We need a mean black cat to run that old rooster out of this county.
While SNCC field secretaries and local people were doing voter registration work in Lowndes, SNCC was exploring possibilities of forming an independent political party in the Black-majority county. Jack Minnis, head of SNCC’s research department, discovered a Reconstruction-era statute allowing for the creation of an independent political party in Alabama on the county level. It was clear that the Democratic Party of Alabama, whose symbol was a white rooster with “White Supremacy, For the Right” inscribed around it, did not stand for the Black residents of Lowndes County. Local people agreed with the idea of forming a new political party to represent their interests, which to the formation of the Lowndes County Freedom Organization in April 1966. They chose a black panther as their symbol.
Lowndes County Freedom Organization
The technicalities of forming a new political party were formidable to begin with, but doing so with people who had been violently disfranchised for decades was even more challenging. So SNCC, as Courtland Cox explained, developed an extensive political education program to get Lowndes County residents up to speed.
You’re Saying Take Over the County

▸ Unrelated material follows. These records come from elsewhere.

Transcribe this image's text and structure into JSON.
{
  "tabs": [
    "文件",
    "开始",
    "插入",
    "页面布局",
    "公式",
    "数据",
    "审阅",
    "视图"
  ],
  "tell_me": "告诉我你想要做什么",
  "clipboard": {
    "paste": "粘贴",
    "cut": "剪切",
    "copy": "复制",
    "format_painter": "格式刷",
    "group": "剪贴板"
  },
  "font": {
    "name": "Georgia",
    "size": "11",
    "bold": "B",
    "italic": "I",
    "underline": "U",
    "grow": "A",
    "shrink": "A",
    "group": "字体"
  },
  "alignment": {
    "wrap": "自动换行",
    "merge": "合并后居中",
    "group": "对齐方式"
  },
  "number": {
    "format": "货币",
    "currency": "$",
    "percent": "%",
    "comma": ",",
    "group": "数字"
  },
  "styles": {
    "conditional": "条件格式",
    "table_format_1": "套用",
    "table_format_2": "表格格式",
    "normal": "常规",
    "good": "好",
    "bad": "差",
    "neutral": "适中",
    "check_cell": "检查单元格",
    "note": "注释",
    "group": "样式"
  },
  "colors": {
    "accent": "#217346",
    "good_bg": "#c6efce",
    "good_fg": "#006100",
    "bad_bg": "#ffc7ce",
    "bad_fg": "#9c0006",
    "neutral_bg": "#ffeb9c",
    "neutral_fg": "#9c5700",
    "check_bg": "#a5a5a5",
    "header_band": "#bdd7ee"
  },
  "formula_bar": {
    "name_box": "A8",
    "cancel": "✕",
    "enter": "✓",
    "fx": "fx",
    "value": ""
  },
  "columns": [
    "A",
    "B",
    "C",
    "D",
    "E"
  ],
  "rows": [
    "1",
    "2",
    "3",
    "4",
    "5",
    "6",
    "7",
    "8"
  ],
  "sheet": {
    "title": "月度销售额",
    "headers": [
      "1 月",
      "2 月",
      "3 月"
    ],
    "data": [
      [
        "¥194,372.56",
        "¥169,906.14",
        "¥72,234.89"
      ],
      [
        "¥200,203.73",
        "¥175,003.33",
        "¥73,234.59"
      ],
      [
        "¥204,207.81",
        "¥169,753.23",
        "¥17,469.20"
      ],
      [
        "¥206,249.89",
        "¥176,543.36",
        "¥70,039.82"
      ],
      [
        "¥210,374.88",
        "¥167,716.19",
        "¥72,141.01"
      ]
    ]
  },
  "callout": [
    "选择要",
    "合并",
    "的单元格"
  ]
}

First to get the people who are running for office to see that this is something that can be done. Get them to believe it. Get them to be able to get their community to believe it. – Courtland Cox
The Message We Were Trying to Convey
In order to form a political party, county residents needed to understand the roles of officials like the sheriff and the tax collector. Together, Courtland Cox and Jennifer Lawson developed comic books that broke down the responsibilities in straightforward language and gave people a clear understanding of the duties of these offices.
Board of Education
We Just Made That Up
Working in the field and putting lives on the line required SNCC organizers to constantly think on their feet in order to solve problems. People brought different skills and resources to the table, all of which were essential for carrying out the work.
Solving a Problem
We’re just solving a problem. We’re moving on. What’s the next issue. Move on. – Courtland Cox